The PJ Tatler

Remember the Huxtables? Yup, Racist

Who knew a program about an upstanding middle-class black family was, in retrospect, so irredeemably racist? Salon explains:

Americans on both sides of the color line are upset by Cosby’s behavior not exclusively because of the horrific nature of his crimes, but also because his failings have robbed many of them of an innocent and positive part of their youth. Being disabused of childhood nostalgia is one of the most painful parts of being (and becoming) an adult. But perhaps the focus now should be on the source of that nostalgia itself, and how the politics and values of “The Cosby Show,” which were so attractive to so many and for such a long time, are based on a distorted and inaccurate presentation of the black community, one that has enabled a pernicious type of right-wing “colorblind” racism to flourish.

“The Cosby Show” followed the day-to-day struggles and experiences of a rich black New York family called the Huxtables. The father, played by Cosby, was a successful obstetrician, and his wife, Claire, was a partner in a law firm. They had one son and four daughters. They hail from a long line of successful African-Americans who were graduates of historically black colleges.

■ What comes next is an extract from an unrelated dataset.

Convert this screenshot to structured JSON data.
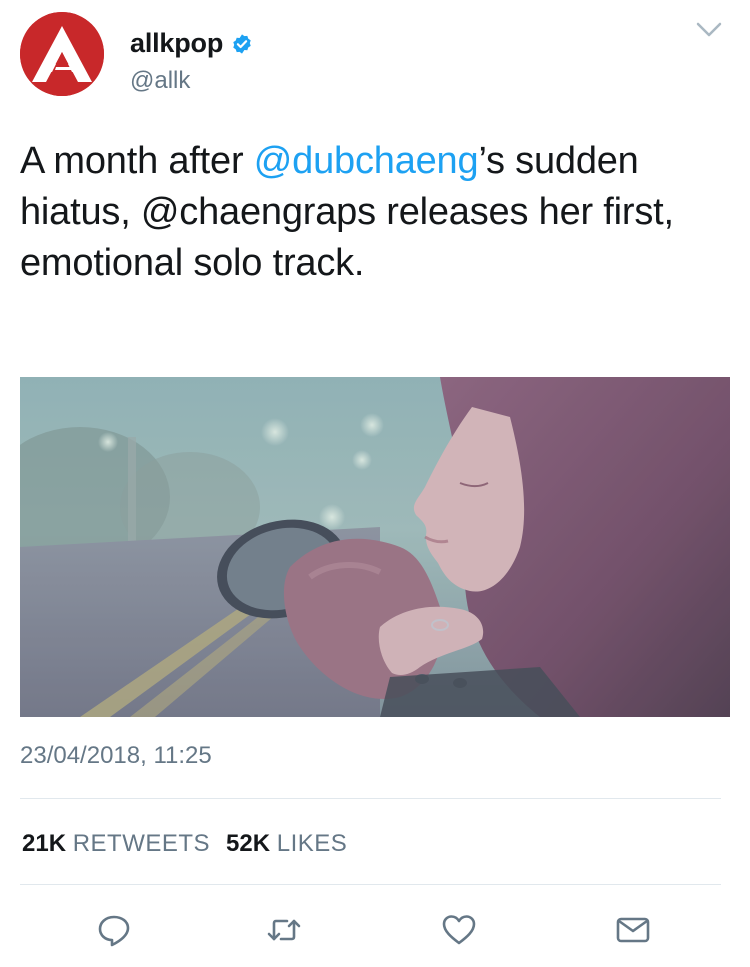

The show was a response to a white popular imagination that largely saw black and brown Americans as poor, as members of the underclass, as criminal, or beaten down by racism — and as such lacking agency, freedom, or upward mobility.

Popular culture is inherently political and ideological. While the depiction of a rich and “functioning” black family was superficially transgressive, “The Cosby Show” channeled a particular understanding of race, capitalism, “success,” and “middle class” identity that more often than not reinforced dominant American cultural norms and rules basically in line with the the Horatio Alger myth; it offered to viewers a harmless type of “diversity,” where blackness and the “Black experience” were massaged down into a throwaway mention of the March on Washington and Dr. Martin Luther King Jr., or the struggle to end Apartheid, or simple guest appearances for accomplished black musicians, artists, and actors.

For most of its 8 seasons, “The Cosby Show” existed inside a bubble that was outside of the day-to-day lived experiences of the vast majority of black Americans. The events in bubble were white fantasies of black folks’ lives.

I know, I know: you can’t make this stuff up. But read the whole thing and understand this: for the Left, there is never an end to its perceived outrages or its incessant demands. They hate you, they really hate you.

Also, from Andrew Klavan: 

Bill Cosby: Is It True?